__Brief__:
Please write out all of the records below exactly as they appear.

====== Material to process ======

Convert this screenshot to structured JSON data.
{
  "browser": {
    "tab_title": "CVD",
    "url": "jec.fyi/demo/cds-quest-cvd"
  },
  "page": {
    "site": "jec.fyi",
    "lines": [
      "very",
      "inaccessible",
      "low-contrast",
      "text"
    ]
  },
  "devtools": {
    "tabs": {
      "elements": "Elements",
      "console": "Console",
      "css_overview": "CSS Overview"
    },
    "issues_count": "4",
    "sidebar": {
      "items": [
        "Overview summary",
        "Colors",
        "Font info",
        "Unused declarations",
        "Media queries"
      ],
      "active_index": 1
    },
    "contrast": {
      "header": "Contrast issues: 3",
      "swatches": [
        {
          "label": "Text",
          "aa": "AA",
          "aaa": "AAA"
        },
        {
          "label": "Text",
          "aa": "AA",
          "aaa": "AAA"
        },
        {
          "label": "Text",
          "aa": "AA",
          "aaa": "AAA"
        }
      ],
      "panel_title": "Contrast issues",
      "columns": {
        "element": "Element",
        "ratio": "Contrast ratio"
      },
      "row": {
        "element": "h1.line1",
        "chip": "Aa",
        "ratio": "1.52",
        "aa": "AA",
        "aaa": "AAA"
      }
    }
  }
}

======

__Task result__:
Convert this screenshot to structured JSON data.
{
  "browser": {
    "tab_title": "CVD",
    "url": "jec.fyi/demo/cds-quest-cvd"
  },
  "page": {
    "site": "jec.fyi",
    "lines": [
      "very",
      "inaccessible",
      "low-contrast",
      "text"
    ]
  },
  "devtools": {
    "tabs": {
      "elements": "Elements",
      "console": "Console",
      "css_overview": "CSS Overview"
    },
    "issues_count": "4",
    "sidebar": {
      "items": [
        "Overview summary",
        "Colors",
        "Font info",
        "Unused declarations",
        "Media queries"
      ],
      "active_index": 1
    },
    "contrast": {
      "header": "Contrast issues: 3",
      "swatches": [
        {
          "label": "Text",
          "aa": "AA",
          "aaa": "AAA"
        },
        {
          "label": "Text",
          "aa": "AA",
          "aaa": "AAA"
        },
        {
          "label": "Text",
          "aa": "AA",
          "aaa": "AAA"
        }
      ],
      "panel_title": "Contrast issues",
      "columns": {
        "element": "Element",
        "ratio": "Contrast ratio"
      },
      "row": {
        "element": "h1.line1",
        "chip": "Aa",
        "ratio": "1.52",
        "aa": "AA",
        "aaa": "AAA"
      }
    }
  }
}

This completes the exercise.